Various medical conditions, some of them severe, can also be associated with back pain as one of the symptoms. Some of these diseases include:
- Osteoarthritis (the breakdown of body joints)
- Sciatica (problems with the nerves in your back and hips)
- Osteoporosis (bone deterioration)
- Ankylosing spondylitis (an inflammatory disease that affects your vertebrae)
- Osteomyelitis (an infection of the bones)
- Fibromyalgia (a problem with the nervous system)
- Endometriosis (buildup of tissue in the uterus)
- Kidney stones and kidney infection
- Liver disease
- Cancer or cysts
Diagnosing back pain
During your doctor’s visit, you will be asked about your medical history and when the pain started, how severe it is and whether it limits your movement. After a thorough examination, your doctor may recommend different medical tests to help determine the cause of your back pain. Some of these tests may include X-rays, MRI and CAT scans, ultrasound, and in some cases a myelogram (using a contrast dye in your bones).

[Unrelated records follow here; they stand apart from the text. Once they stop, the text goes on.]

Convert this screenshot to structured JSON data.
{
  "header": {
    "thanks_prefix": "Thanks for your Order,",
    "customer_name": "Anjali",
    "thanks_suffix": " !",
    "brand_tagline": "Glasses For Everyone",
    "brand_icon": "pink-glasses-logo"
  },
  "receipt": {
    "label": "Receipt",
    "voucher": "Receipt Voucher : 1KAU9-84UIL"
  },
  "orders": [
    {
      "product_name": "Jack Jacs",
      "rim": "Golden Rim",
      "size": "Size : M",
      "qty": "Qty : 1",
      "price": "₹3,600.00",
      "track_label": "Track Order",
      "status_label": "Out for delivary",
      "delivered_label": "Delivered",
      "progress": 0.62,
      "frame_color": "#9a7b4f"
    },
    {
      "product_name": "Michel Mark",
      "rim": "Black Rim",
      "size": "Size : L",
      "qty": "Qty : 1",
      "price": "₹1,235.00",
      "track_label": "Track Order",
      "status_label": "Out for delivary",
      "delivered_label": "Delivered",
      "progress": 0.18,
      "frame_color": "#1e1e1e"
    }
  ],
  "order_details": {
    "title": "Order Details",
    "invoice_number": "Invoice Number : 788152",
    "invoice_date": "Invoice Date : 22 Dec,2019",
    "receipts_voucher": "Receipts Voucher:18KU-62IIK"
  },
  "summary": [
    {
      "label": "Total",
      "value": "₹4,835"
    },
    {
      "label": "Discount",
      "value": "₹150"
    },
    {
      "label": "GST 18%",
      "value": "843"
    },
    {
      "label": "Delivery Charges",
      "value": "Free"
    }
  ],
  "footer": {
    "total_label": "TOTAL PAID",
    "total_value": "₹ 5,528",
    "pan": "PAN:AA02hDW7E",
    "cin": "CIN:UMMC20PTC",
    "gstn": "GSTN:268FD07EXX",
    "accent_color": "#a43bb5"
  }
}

Don’t let back pain set you back in your daily life. The experts at Suburban PT can offer a variety of services – from massage and platelet replacement therapies to nutrition counseling and balance and fall prevention. To schedule an appointment, call our Brecksville office at (440) 746-1730, or our Twinsburg office at (330) 963-2920. Same-day appointments may often be available. You may also submit an appointment request via our appointment request form.